This page largely based on http://math.stackexchange.com/a/1239123 with thanks.


Paraphrasing Wolfwram mathworld - a sinusoid is a function of some variable, say \(t\), that is similar to the sine function but may be shifted in phase, frequency, amplitude, or any combination of the three.

The general formula for a sinusoid function is:

(1)\[f(t) = A \sin(2 \pi f t + \theta) = A \sin(\omega t + \theta)\]


  • \(A\) is the amplitude — the maximum value of the function;
  • \(f\) is the ordinary frequency — the number of cycles per unit of \(t\);
  • \(\omega = 2 \pi f\) is the angular frequency — the number of radians per unit of \(t\);
  • \(\theta\) is the phase offset (in radians).

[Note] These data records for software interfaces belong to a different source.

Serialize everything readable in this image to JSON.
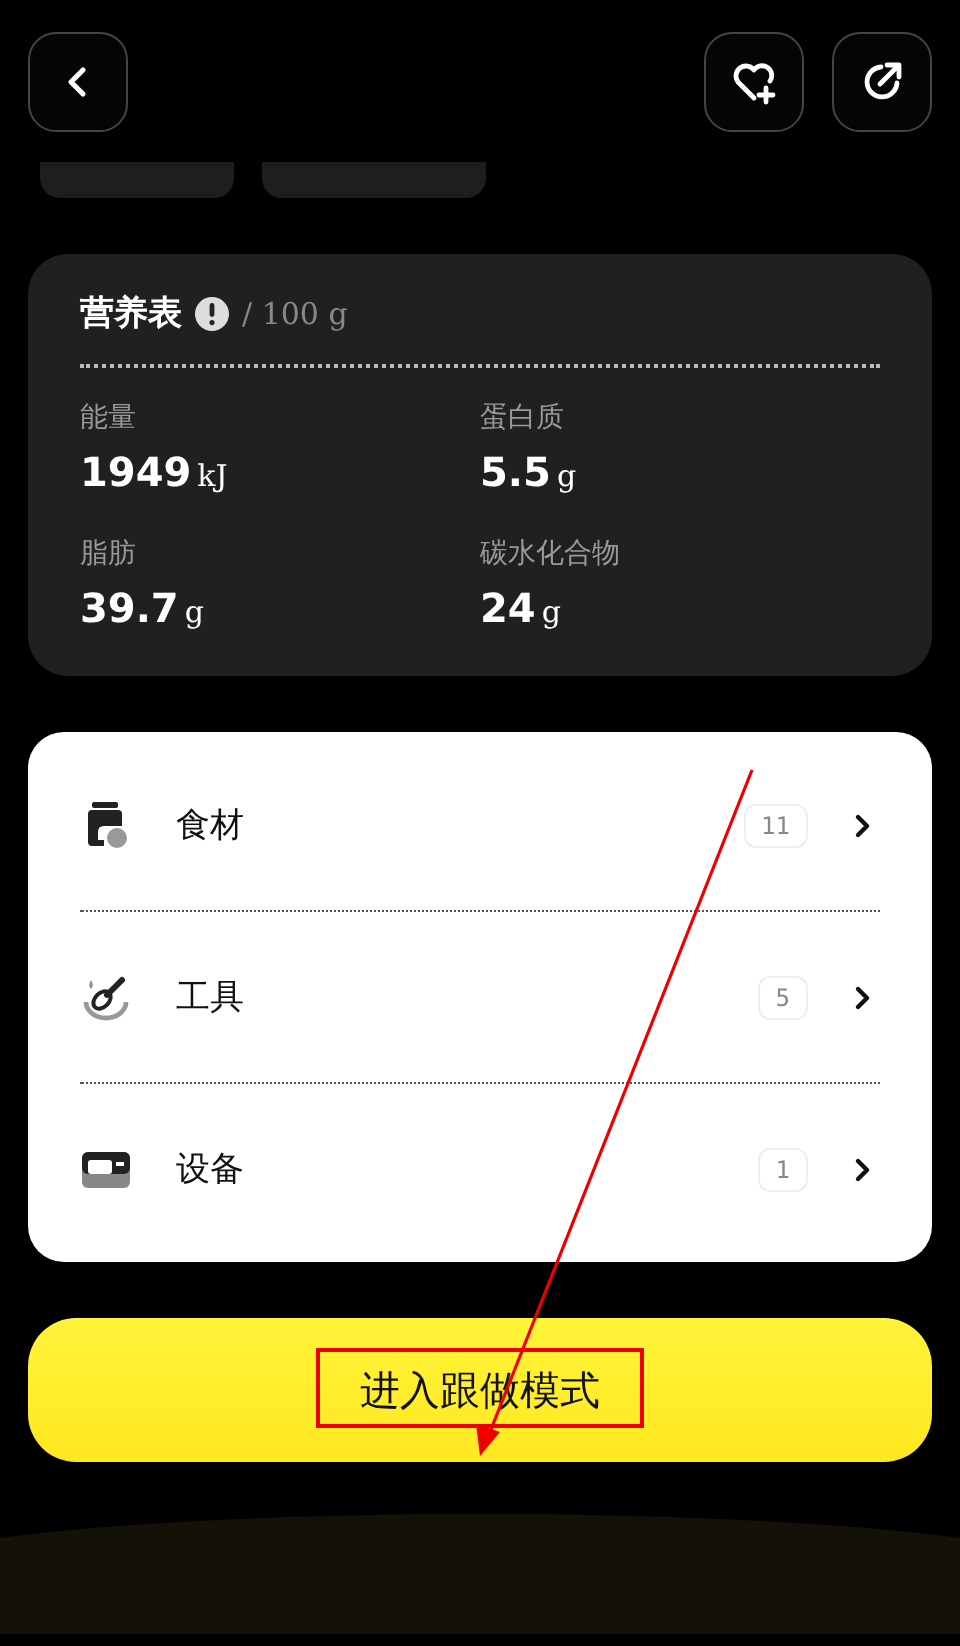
{
  "nutrition": {
    "title": "营养表",
    "per": "/ 100 g",
    "items": [
      {
        "label": "能量",
        "value": "1949",
        "unit": "kJ"
      },
      {
        "label": "蛋白质",
        "value": "5.5",
        "unit": "g"
      },
      {
        "label": "脂肪",
        "value": "39.7",
        "unit": "g"
      },
      {
        "label": "碳水化合物",
        "value": "24",
        "unit": "g"
      }
    ]
  },
  "sections": [
    {
      "kind": "ingredients",
      "label": "食材",
      "count": "11"
    },
    {
      "kind": "tools",
      "label": "工具",
      "count": "5"
    },
    {
      "kind": "appliances",
      "label": "设备",
      "count": "1"
    }
  ],
  "primary_button": "进入跟做模式"
}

The standard sine function \(f(t) = \sin(t)\) is a special case of a sinusoid, with \(A = 1\), \(f = 1 / 2 \pi\), \(\theta = 0\).

The standard cosine function \(f(t) = \cos(t)\) is a special case of a sinusoid, with \(A = 1\), \(f = 1 / 2 \pi\), \(\theta = -pi / 2\).

The sum of sinusoids with the same frequency is also a sinusoid

Remembering The angle sum rule, we can write any sinusoid as a weighted sum of a sine and a cosine:

(2)\[\begin{split}A \sin(\omega t + \theta) = \\ A \sin(\omega t) \cos(\theta) + A \cos(\omega t) \sin(\theta) = \\ A' \sin(\omega t) + A'' \cos(\omega t)\end{split}\]


(3)\[\begin{split}A' = A \cos(\theta) \\ A'' = A \sin(\theta)\end{split}\]

Equation (2) also points us to the fact that any weighted sum of a sine and cosine can be written as a single sinusoid. For any \(A', A''\), we can solve equations (3) for \(A, \theta\):

\[\begin{split}A = \sqrt{A'^2 + A''^2} \\ \tan(\theta) = \frac{A''}{A'}\end{split}\]

Thus, any sum of sinusoids, of the same frequency and therefore the same input \(\omega t\), is also a sinusoid:

\[A \sin(\omega t + \theta) + B \sin(\omega t + \phi) = (A' + B') \sin(\omega t) + (A'' + B'') \cos(\omega t)\]